### Your goal
Filter the material below down to the lines with the word "results" and give those lines.
********************
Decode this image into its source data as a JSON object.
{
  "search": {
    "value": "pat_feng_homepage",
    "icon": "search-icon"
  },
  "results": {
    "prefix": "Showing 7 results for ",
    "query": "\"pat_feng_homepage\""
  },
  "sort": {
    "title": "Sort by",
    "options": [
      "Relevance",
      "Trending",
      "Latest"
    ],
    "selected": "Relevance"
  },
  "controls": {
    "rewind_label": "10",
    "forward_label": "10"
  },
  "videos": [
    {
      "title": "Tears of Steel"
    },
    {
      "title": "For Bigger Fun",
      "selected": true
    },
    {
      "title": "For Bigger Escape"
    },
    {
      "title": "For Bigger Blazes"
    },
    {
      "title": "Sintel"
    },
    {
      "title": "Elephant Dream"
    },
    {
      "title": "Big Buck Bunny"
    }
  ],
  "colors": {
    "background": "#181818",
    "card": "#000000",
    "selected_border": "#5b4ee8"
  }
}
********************
### Exercise solution
  "results": {
    "prefix": "Showing 7 results for ",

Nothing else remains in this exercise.